Album Title: Expedition One
Label: AFM Records
Date of Release: 19 January 2024
It is the year 2055 and the world is in turmoil. A team of renegades headed by five ‘commanders’, plans to undertake a survival expedition to other planets, in the hope of transferring mankind from Earth to a new world. Thus begins ‘Expedition One’, the fourth full-length album of Metalite’s career to date, alongside a full-on concept of epic proportions.
The clientele remains the same from previous releases, meaning that the Swedish modern melodic Euro metal band is comprised of Erica Ohlsson (Vocals), Edwin Premberg (Guitar), Robert Örnesved (Guitar), Lea Larsson (Drums), Robert Majd (Bass).
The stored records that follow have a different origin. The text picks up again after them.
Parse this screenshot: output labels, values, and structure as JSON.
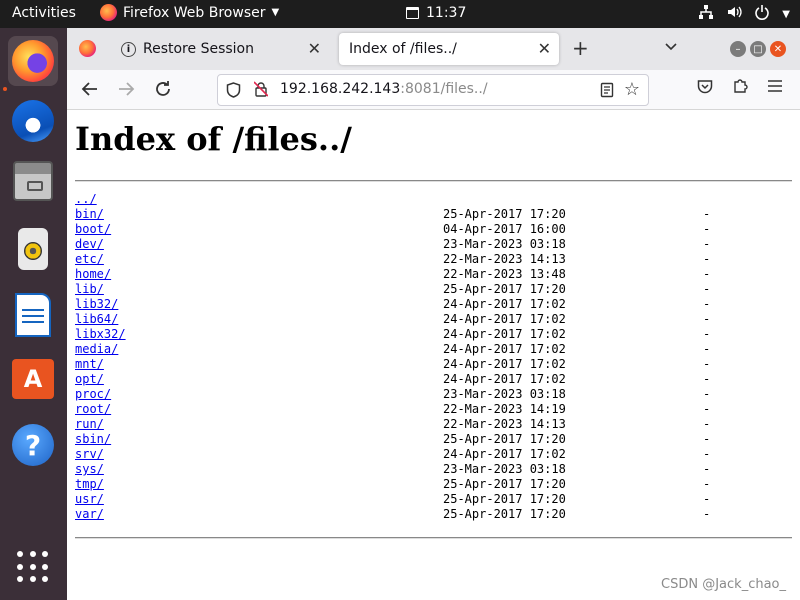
{
  "topbar": {
    "activities": "Activities",
    "app_name": "Firefox Web Browser",
    "time": "11:37"
  },
  "browser": {
    "tabs": [
      {
        "label": "Restore Session"
      },
      {
        "label": "Index of /files../"
      }
    ],
    "url": {
      "host": "192.168.242.143",
      "rest": ":8081/files../"
    }
  },
  "page": {
    "title": "Index of /files../",
    "parent_link": "../",
    "entries": [
      {
        "name": "bin/",
        "date": "25-Apr-2017 17:20",
        "size": "-"
      },
      {
        "name": "boot/",
        "date": "04-Apr-2017 16:00",
        "size": "-"
      },
      {
        "name": "dev/",
        "date": "23-Mar-2023 03:18",
        "size": "-"
      },
      {
        "name": "etc/",
        "date": "22-Mar-2023 14:13",
        "size": "-"
      },
      {
        "name": "home/",
        "date": "22-Mar-2023 13:48",
        "size": "-"
      },
      {
        "name": "lib/",
        "date": "25-Apr-2017 17:20",
        "size": "-"
      },
      {
        "name": "lib32/",
        "date": "24-Apr-2017 17:02",
        "size": "-"
      },
      {
        "name": "lib64/",
        "date": "24-Apr-2017 17:02",
        "size": "-"
      },
      {
        "name": "libx32/",
        "date": "24-Apr-2017 17:02",
        "size": "-"
      },
      {
        "name": "media/",
        "date": "24-Apr-2017 17:02",
        "size": "-"
      },
      {
        "name": "mnt/",
        "date": "24-Apr-2017 17:02",
        "size": "-"
      },
      {
        "name": "opt/",
        "date": "24-Apr-2017 17:02",
        "size": "-"
      },
      {
        "name": "proc/",
        "date": "23-Mar-2023 03:18",
        "size": "-"
      },
      {
        "name": "root/",
        "date": "22-Mar-2023 14:19",
        "size": "-"
      },
      {
        "name": "run/",
        "date": "22-Mar-2023 14:13",
        "size": "-"
      },
      {
        "name": "sbin/",
        "date": "25-Apr-2017 17:20",
        "size": "-"
      },
      {
        "name": "srv/",
        "date": "24-Apr-2017 17:02",
        "size": "-"
      },
      {
        "name": "sys/",
        "date": "23-Mar-2023 03:18",
        "size": "-"
      },
      {
        "name": "tmp/",
        "date": "25-Apr-2017 17:20",
        "size": "-"
      },
      {
        "name": "usr/",
        "date": "25-Apr-2017 17:20",
        "size": "-"
      },
      {
        "name": "var/",
        "date": "25-Apr-2017 17:20",
        "size": "-"
      }
    ]
  },
  "watermark": "CSDN @Jack_chao_",
  "icons": {
    "dock": [
      "firefox-icon",
      "thunderbird-icon",
      "files-icon",
      "rhythmbox-icon",
      "libreoffice-writer-icon",
      "ubuntu-software-icon",
      "help-icon",
      "show-applications-icon"
    ]
  },
  "colors": {
    "accent": "#e95420",
    "link": "#0000ee",
    "dock_bg": "#3b2f38",
    "topbar_bg": "#1d1d1d"
  }
}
I reviewed the quintet’s fifth release, ‘A Virtual World’ back in 2021 and was only mildly impressed by it. So, if truth be told, had it not been mentioned by so many people on social media platforms as an album to look out for in 2024, I may well have simply let it pass me by. As it is, I have dived into ‘Expedition One’, complete with its sci-fi concept, and stand ready to commit my thoughts to a review.
It pains me to say it, but ‘Expedition One’ is, sadly, one of the most generic and underwhelming albums that I have heard for a while. And it genuinely disappoints me to have to say this. I never like being negative about albums, but sometimes I have to be. I have listened to this record a few times over the course of the last few days and my feelings have remained the same. There is precious little about Metalite here that offers something new or different from other bands that play a similar brand of metal. That ‘brand’ is overtly melodic, modern power-infused ‘symphonic’ Euro metal, laced liberally with electronics, big choruses, and a strong vocalist in the form of Erica Ohlsson. In metal terms, it’s easy listening, saccharine ear candy. But, unlike the market leaders, Amaranthe for example, there’s simply no uniqueness, no gimmick, nothing to make it stand out from the crowd. I could be listening to one of any number of bands within the genre.
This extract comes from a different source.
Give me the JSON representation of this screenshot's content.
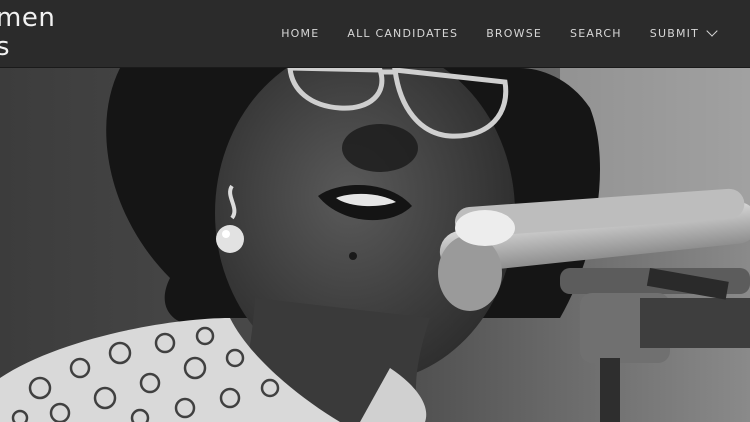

To put a positive spin on ‘Expedition One’ though, it is undoubtedly slick, well produced, and professionally performed. Ohlsson has a good voice and can certainly sing, whilst the musicians that surround her are equally adept and put in a tight performance with their chosen instruments. The choruses throughout are big, the riffs are chunky, and the generally up-tempo, driving rhythms are full of energy. Yes, you will nod your head or move about in appreciation of what you’re hearing, but it’ll not change your life. The title track that kicks things off is a solid enough slab of catchy, and energetic metal, and I will concede that Metalite are a better proposition when they slow things down a little. Songs such as the broodier, darker ‘Outer Worlds’ and stomping, chugging ‘New Generation’ bring with them a little more by way of charm and longevity.
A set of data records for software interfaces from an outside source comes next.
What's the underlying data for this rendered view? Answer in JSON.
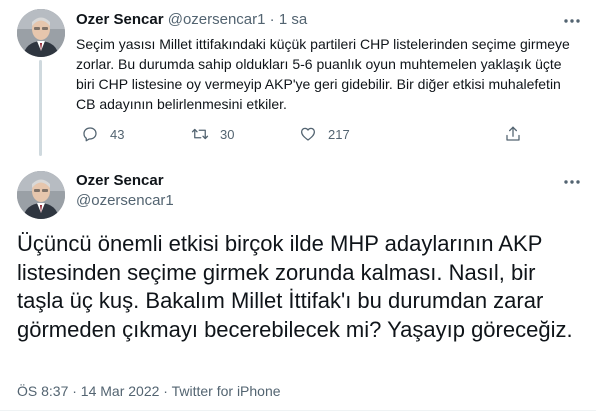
{
  "tweet1": {
    "name": "Ozer Sencar",
    "handle": "@ozersencar1",
    "separator": "·",
    "time": "1 sa",
    "text": "Seçim yasısı Millet ittifakındaki küçük partileri CHP listelerinden seçime girmeye zorlar. Bu durumda sahip oldukları 5-6 puanlık oyun muhtemelen yaklaşık üçte biri CHP listesine oy vermeyip AKP'ye geri gidebilir. Bir diğer etkisi muhalefetin CB adayının belirlenmesini etkiler.",
    "reply_count": "43",
    "retweet_count": "30",
    "like_count": "217"
  },
  "tweet2": {
    "name": "Ozer Sencar",
    "handle": "@ozersencar1",
    "text": "Üçüncü önemli etkisi birçok ilde MHP adaylarının AKP listesinden seçime girmek zorunda kalması. Nasıl,  bir taşla üç kuş. Bakalım Millet İttifak'ı bu durumdan zarar görmeden çıkmayı becerebilecek mi? Yaşayıp göreceğiz.",
    "meta": "ÖS 8:37 · 14 Mar 2022 · Twitter for iPhone"
  },
  "icons": {
    "more": "more-horizontal-icon",
    "reply": "reply-icon",
    "retweet": "retweet-icon",
    "like": "heart-icon",
    "share": "share-icon"
  },
  "colors": {
    "text_primary": "#0f1419",
    "text_secondary": "#536471",
    "connector": "#cfd9de"
  }
}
Unfortunately, for my tastes, the music just isn’t memorable enough, though. Too many songs like ‘CtrlAltDel’ and ‘Cyberdome’ are forgettable, average fodder that barely register a flicker. It takes until the fourteenth track and ‘Utopia’ to even get me to raise an eyebrow. And this is thanks to the instrumental piece featuring a very good, extended lead guitar solo, full of nuance, feeling, and energy. But, for the most part, when the pace is increased, I completely lose interest. Yes, there are hooks, yes there are big melodies, but the minute the album is over, I remember next to nothing about any of the songs. Plus, being comprised of no fewer than sixteen tracks, there is far too much average music to wade through here.
There will be a large number of people who read this review and vehemently disagree with me. There will be a sizeable sector of the metal community who will take ‘Expedition One’ to their hearts and will flock to their live shows in support of the Swedish five-piece. I get that, I really do and each to their own. But I do have to question why, when there are, in my opinion, better bands out there. Nevertheless, it’d be a dull world if we all agreed on everything. So, if you have a love of shiny, sparkly, and melodic Euro metal that does everything it should, Metalite’s new album will do you very nicely indeed. For everyone else, you’ll want to look elsewhere, and quickly.
The Score of Much Metal: 65%